**Exercise brief**
Using the entries that follow, report how many lines contain the word "this". Only the number is wanted.

##############################

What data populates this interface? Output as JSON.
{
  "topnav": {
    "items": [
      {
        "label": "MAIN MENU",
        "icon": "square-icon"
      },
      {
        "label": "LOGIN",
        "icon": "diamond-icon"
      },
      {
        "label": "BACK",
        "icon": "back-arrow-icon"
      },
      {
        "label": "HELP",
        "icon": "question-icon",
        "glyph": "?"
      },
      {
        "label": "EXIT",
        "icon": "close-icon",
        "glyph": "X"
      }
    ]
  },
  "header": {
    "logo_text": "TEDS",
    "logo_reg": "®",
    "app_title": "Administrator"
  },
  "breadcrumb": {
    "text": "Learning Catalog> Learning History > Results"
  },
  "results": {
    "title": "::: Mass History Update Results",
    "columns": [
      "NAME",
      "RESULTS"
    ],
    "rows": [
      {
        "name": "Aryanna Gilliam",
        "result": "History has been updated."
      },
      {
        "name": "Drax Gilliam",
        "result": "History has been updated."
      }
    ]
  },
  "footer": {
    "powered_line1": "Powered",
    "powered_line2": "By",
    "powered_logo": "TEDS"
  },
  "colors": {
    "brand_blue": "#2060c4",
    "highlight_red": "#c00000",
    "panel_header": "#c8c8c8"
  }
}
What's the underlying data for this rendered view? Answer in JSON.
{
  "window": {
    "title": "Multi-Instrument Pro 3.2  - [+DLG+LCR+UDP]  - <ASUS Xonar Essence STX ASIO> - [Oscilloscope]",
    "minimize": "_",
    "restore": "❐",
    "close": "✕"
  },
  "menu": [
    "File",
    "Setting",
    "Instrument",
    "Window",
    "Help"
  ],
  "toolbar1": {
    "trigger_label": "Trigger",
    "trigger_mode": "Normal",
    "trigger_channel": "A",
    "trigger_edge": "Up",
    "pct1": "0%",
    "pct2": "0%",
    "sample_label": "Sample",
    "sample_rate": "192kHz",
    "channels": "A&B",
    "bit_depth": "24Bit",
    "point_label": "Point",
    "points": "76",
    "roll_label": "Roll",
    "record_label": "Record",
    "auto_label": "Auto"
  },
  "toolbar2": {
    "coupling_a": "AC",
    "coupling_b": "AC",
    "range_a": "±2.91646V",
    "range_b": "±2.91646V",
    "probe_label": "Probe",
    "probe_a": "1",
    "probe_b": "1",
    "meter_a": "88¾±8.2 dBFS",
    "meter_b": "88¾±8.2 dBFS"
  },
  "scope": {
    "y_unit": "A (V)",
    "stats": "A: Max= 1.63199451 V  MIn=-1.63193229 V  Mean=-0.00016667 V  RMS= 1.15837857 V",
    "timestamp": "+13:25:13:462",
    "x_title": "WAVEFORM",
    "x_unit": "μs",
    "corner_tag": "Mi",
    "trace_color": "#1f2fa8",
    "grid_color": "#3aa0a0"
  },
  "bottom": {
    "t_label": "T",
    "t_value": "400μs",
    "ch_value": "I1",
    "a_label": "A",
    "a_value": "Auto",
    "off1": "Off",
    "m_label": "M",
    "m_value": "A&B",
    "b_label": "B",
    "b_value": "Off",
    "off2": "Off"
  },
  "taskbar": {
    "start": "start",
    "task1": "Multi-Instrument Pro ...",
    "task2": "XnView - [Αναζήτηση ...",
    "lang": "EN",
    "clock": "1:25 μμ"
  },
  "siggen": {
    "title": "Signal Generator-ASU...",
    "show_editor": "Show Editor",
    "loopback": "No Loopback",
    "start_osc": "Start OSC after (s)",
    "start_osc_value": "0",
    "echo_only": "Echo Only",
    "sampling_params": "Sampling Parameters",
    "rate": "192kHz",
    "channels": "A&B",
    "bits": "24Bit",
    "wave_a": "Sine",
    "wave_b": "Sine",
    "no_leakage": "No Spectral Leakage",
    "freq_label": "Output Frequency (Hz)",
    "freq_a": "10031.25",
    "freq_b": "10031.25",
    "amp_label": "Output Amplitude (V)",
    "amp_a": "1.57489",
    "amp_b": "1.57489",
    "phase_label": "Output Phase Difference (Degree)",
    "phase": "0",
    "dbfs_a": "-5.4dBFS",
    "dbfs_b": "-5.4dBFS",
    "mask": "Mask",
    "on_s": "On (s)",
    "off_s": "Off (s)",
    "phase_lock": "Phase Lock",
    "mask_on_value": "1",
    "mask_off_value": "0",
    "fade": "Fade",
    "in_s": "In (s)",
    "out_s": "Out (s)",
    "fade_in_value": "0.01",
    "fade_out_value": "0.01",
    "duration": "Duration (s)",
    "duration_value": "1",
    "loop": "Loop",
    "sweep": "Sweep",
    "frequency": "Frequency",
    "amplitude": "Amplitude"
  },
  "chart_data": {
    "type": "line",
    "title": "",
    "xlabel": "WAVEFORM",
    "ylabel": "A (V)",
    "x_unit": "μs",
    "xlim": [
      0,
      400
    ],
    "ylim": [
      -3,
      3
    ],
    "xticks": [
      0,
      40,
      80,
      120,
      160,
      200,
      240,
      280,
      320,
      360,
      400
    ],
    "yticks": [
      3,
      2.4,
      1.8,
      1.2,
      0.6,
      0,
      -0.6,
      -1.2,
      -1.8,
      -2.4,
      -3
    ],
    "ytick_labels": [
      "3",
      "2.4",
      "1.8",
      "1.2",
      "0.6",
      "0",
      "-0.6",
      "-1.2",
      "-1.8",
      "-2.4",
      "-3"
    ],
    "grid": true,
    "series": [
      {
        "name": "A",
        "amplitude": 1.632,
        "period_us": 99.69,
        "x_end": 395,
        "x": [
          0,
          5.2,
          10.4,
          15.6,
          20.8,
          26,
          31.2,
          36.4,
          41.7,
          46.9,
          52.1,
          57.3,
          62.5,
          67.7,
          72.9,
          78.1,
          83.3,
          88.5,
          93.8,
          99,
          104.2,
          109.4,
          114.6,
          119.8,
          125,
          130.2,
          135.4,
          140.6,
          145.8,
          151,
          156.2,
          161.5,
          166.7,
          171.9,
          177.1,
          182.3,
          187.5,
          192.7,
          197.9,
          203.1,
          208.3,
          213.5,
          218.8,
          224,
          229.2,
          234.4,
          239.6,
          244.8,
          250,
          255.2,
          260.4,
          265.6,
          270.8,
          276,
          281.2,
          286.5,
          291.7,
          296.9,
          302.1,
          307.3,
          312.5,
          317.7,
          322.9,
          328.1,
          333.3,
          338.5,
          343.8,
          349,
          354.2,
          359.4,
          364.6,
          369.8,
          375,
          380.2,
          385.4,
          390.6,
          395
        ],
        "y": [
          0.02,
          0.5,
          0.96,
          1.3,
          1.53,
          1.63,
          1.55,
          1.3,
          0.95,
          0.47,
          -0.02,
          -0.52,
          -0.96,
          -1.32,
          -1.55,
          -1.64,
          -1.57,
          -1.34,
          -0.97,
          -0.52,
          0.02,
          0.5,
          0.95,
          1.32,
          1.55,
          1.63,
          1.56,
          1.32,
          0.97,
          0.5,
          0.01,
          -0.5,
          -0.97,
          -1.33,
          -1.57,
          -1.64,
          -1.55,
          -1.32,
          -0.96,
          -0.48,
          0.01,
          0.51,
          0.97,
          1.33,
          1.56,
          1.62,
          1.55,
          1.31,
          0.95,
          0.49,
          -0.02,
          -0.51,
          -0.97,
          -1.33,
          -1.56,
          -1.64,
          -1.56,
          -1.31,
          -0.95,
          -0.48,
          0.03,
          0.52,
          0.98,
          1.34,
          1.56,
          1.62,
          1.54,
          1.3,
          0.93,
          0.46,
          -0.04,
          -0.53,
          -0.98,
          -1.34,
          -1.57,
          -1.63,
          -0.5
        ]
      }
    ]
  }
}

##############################

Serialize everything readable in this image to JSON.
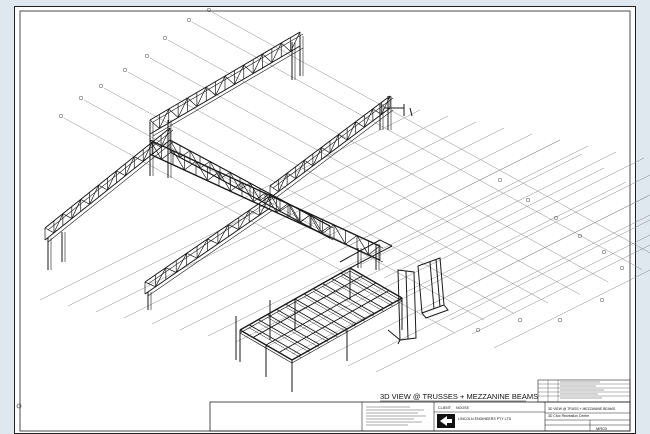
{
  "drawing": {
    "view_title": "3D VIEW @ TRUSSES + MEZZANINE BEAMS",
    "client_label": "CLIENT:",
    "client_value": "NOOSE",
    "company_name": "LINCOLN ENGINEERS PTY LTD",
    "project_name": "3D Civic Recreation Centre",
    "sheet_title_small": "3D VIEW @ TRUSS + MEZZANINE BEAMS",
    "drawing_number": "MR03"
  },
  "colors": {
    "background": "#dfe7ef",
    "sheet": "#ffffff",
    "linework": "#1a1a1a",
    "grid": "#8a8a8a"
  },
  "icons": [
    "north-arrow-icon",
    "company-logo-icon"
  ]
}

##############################

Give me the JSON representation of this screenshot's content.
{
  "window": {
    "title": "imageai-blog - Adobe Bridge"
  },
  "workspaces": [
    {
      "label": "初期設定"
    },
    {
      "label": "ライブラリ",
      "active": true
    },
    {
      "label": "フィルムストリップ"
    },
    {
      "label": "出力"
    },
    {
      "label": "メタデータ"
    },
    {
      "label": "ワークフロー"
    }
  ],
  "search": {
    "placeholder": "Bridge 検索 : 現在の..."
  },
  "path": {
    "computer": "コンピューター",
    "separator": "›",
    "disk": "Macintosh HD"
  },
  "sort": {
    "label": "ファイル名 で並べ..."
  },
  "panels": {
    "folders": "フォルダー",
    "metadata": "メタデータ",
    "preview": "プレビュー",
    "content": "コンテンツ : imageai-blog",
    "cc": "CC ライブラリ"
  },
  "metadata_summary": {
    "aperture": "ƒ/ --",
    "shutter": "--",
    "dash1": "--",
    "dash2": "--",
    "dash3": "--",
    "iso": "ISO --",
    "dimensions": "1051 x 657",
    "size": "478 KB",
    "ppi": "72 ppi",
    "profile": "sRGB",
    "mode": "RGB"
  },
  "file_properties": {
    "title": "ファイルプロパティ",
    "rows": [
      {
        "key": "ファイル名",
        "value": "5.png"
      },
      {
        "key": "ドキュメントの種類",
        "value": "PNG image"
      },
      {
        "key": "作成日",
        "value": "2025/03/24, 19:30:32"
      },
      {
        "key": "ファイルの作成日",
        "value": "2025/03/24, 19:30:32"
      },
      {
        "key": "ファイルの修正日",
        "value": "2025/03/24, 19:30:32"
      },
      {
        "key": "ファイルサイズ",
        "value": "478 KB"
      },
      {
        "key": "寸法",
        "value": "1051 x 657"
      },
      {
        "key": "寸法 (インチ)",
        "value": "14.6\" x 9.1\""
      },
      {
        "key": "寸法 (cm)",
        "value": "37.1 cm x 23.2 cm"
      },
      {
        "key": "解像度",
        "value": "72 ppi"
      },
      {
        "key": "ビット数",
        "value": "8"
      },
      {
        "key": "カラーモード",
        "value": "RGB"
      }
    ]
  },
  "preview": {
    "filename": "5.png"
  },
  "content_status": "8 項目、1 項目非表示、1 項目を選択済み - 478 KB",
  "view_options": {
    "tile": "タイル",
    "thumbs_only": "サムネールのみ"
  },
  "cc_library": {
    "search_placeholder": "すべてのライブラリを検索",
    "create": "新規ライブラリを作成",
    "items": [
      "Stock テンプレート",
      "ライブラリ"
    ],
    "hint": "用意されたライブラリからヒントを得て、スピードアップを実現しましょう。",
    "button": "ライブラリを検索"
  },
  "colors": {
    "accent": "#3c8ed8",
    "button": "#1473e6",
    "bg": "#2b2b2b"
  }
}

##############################

**Your solution**
4